§ EXERCISE GOAL
Return every line of the data below word for word, including the punctuation.

-------- SOURCE MATERIAL

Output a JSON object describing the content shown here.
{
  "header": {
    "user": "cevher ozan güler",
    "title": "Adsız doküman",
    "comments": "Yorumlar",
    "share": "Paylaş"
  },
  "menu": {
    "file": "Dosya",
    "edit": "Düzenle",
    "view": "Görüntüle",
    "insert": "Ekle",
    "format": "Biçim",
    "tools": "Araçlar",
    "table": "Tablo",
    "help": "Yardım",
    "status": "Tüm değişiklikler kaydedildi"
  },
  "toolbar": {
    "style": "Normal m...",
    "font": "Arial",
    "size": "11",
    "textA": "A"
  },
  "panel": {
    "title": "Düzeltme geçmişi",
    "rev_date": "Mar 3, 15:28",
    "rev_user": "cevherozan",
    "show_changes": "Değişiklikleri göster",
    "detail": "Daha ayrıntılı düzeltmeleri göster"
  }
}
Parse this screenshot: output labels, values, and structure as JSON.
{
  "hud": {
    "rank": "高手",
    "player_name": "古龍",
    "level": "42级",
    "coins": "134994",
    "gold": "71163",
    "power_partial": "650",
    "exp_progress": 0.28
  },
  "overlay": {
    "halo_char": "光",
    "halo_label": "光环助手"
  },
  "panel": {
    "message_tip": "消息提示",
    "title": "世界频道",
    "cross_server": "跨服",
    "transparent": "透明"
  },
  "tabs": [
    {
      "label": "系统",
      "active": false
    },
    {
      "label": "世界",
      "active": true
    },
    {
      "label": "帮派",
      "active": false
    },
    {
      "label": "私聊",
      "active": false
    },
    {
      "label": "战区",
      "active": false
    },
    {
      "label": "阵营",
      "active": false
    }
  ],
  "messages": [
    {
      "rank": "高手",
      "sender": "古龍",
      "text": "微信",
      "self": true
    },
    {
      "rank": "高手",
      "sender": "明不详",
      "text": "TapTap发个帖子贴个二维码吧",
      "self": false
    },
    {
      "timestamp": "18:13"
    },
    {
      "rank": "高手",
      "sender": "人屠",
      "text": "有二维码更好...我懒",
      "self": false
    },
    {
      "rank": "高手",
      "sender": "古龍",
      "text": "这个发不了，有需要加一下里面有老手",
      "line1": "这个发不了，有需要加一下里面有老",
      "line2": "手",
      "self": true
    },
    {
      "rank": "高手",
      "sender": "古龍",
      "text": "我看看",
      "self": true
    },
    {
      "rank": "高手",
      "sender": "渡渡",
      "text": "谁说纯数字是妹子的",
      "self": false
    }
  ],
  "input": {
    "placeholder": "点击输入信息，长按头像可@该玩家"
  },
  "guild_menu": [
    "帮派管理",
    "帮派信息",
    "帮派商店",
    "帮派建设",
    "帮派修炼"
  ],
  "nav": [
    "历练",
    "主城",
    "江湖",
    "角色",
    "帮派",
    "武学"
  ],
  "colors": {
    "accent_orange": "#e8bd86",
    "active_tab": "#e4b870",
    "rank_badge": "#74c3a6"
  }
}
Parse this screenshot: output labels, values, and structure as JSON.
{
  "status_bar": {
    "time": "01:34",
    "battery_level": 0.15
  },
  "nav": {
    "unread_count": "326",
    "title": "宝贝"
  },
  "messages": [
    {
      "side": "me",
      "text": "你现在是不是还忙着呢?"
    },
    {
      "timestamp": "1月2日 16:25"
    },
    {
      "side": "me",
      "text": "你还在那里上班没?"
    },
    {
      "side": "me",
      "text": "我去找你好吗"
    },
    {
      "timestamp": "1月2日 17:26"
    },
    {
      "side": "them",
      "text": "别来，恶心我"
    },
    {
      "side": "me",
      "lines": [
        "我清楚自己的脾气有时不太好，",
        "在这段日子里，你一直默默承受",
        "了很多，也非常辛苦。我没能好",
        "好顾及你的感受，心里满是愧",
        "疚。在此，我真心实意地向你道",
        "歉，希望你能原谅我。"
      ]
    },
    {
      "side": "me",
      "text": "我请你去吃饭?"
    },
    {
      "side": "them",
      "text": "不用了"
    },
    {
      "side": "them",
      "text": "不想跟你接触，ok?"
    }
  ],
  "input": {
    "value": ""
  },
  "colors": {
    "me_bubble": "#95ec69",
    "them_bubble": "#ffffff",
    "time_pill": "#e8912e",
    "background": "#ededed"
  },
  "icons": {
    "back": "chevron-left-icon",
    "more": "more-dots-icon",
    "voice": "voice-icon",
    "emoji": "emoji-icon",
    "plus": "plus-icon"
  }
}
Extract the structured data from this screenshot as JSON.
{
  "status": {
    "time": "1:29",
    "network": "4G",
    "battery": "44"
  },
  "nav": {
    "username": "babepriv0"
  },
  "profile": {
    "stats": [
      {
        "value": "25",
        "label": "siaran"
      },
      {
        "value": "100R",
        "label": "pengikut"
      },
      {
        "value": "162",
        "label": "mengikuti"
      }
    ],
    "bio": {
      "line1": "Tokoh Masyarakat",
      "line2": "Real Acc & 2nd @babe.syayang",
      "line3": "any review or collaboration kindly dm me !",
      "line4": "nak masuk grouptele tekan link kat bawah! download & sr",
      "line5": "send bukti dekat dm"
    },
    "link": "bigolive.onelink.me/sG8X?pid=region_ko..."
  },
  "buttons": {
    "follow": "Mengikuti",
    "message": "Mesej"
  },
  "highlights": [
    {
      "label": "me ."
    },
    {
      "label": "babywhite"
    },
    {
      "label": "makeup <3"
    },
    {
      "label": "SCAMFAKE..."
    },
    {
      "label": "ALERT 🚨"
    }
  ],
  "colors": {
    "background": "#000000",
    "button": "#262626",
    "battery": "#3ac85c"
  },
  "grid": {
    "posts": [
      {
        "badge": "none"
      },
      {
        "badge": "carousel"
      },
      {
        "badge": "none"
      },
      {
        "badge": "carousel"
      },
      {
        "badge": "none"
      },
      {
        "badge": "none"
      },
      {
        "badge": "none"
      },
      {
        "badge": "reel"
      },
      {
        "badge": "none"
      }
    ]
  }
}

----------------

§ REPLY TO THE TASK
Output a JSON object describing the content shown here.
{
  "header": {
    "user": "cevher ozan güler",
    "title": "Adsız doküman",
    "comments": "Yorumlar",
    "share": "Paylaş"
  },
  "menu": {
    "file": "Dosya",
    "edit": "Düzenle",
    "view": "Görüntüle",
    "insert": "Ekle",
    "format": "Biçim",
    "tools": "Araçlar",
    "table": "Tablo",
    "help": "Yardım",
    "status": "Tüm değişiklikler kaydedildi"
  },
  "toolbar": {
    "style": "Normal m...",
    "font": "Arial",
    "size": "11",
    "textA": "A"
  },
  "panel": {
    "title": "Düzeltme geçmişi",
    "rev_date": "Mar 3, 15:28",
    "rev_user": "cevherozan",
    "show_changes": "Değişiklikleri göster",
    "detail": "Daha ayrıntılı düzeltmeleri göster"
  }
}
Parse this screenshot: output labels, values, and structure as JSON.
{
  "hud": {
    "rank": "高手",
    "player_name": "古龍",
    "level": "42级",
    "coins": "134994",
    "gold": "71163",
    "power_partial": "650",
    "exp_progress": 0.28
  },
  "overlay": {
    "halo_char": "光",
    "halo_label": "光环助手"
  },
  "panel": {
    "message_tip": "消息提示",
    "title": "世界频道",
    "cross_server": "跨服",
    "transparent": "透明"
  },
  "tabs": [
    {
      "label": "系统",
      "active": false
    },
    {
      "label": "世界",
      "active": true
    },
    {
      "label": "帮派",
      "active": false
    },
    {
      "label": "私聊",
      "active": false
    },
    {
      "label": "战区",
      "active": false
    },
    {
      "label": "阵营",
      "active": false
    }
  ],
  "messages": [
    {
      "rank": "高手",
      "sender": "古龍",
      "text": "微信",
      "self": true
    },
    {
      "rank": "高手",
      "sender": "明不详",
      "text": "TapTap发个帖子贴个二维码吧",
      "self": false
    },
    {
      "timestamp": "18:13"
    },
    {
      "rank": "高手",
      "sender": "人屠",
      "text": "有二维码更好...我懒",
      "self": false
    },
    {
      "rank": "高手",
      "sender": "古龍",
      "text": "这个发不了，有需要加一下里面有老手",
      "line1": "这个发不了，有需要加一下里面有老",
      "line2": "手",
      "self": true
    },
    {
      "rank": "高手",
      "sender": "古龍",
      "text": "我看看",
      "self": true
    },
    {
      "rank": "高手",
      "sender": "渡渡",
      "text": "谁说纯数字是妹子的",
      "self": false
    }
  ],
  "input": {
    "placeholder": "点击输入信息，长按头像可@该玩家"
  },
  "guild_menu": [
    "帮派管理",
    "帮派信息",
    "帮派商店",
    "帮派建设",
    "帮派修炼"
  ],
  "nav": [
    "历练",
    "主城",
    "江湖",
    "角色",
    "帮派",
    "武学"
  ],
  "colors": {
    "accent_orange": "#e8bd86",
    "active_tab": "#e4b870",
    "rank_badge": "#74c3a6"
  }
}
Parse this screenshot: output labels, values, and structure as JSON.
{
  "status_bar": {
    "time": "01:34",
    "battery_level": 0.15
  },
  "nav": {
    "unread_count": "326",
    "title": "宝贝"
  },
  "messages": [
    {
      "side": "me",
      "text": "你现在是不是还忙着呢?"
    },
    {
      "timestamp": "1月2日 16:25"
    },
    {
      "side": "me",
      "text": "你还在那里上班没?"
    },
    {
      "side": "me",
      "text": "我去找你好吗"
    },
    {
      "timestamp": "1月2日 17:26"
    },
    {
      "side": "them",
      "text": "别来，恶心我"
    },
    {
      "side": "me",
      "lines": [
        "我清楚自己的脾气有时不太好，",
        "在这段日子里，你一直默默承受",
        "了很多，也非常辛苦。我没能好",
        "好顾及你的感受，心里满是愧",
        "疚。在此，我真心实意地向你道",
        "歉，希望你能原谅我。"
      ]
    },
    {
      "side": "me",
      "text": "我请你去吃饭?"
    },
    {
      "side": "them",
      "text": "不用了"
    },
    {
      "side": "them",
      "text": "不想跟你接触，ok?"
    }
  ],
  "input": {
    "value": ""
  },
  "colors": {
    "me_bubble": "#95ec69",
    "them_bubble": "#ffffff",
    "time_pill": "#e8912e",
    "background": "#ededed"
  },
  "icons": {
    "back": "chevron-left-icon",
    "more": "more-dots-icon",
    "voice": "voice-icon",
    "emoji": "emoji-icon",
    "plus": "plus-icon"
  }
}
Extract the structured data from this screenshot as JSON.
{
  "status": {
    "time": "1:29",
    "network": "4G",
    "battery": "44"
  },
  "nav": {
    "username": "babepriv0"
  },
  "profile": {
    "stats": [
      {
        "value": "25",
        "label": "siaran"
      },
      {
        "value": "100R",
        "label": "pengikut"
      },
      {
        "value": "162",
        "label": "mengikuti"
      }
    ],
    "bio": {
      "line1": "Tokoh Masyarakat",
      "line2": "Real Acc & 2nd @babe.syayang",
      "line3": "any review or collaboration kindly dm me !",
      "line4": "nak masuk grouptele tekan link kat bawah! download & sr",
      "line5": "send bukti dekat dm"
    },
    "link": "bigolive.onelink.me/sG8X?pid=region_ko..."
  },
  "buttons": {
    "follow": "Mengikuti",
    "message": "Mesej"
  },
  "highlights": [
    {
      "label": "me ."
    },
    {
      "label": "babywhite"
    },
    {
      "label": "makeup <3"
    },
    {
      "label": "SCAMFAKE..."
    },
    {
      "label": "ALERT 🚨"
    }
  ],
  "colors": {
    "background": "#000000",
    "button": "#262626",
    "battery": "#3ac85c"
  },
  "grid": {
    "posts": [
      {
        "badge": "none"
      },
      {
        "badge": "carousel"
      },
      {
        "badge": "none"
      },
      {
        "badge": "carousel"
      },
      {
        "badge": "none"
      },
      {
        "badge": "none"
      },
      {
        "badge": "none"
      },
      {
        "badge": "reel"
      },
      {
        "badge": "none"
      }
    ]
  }
}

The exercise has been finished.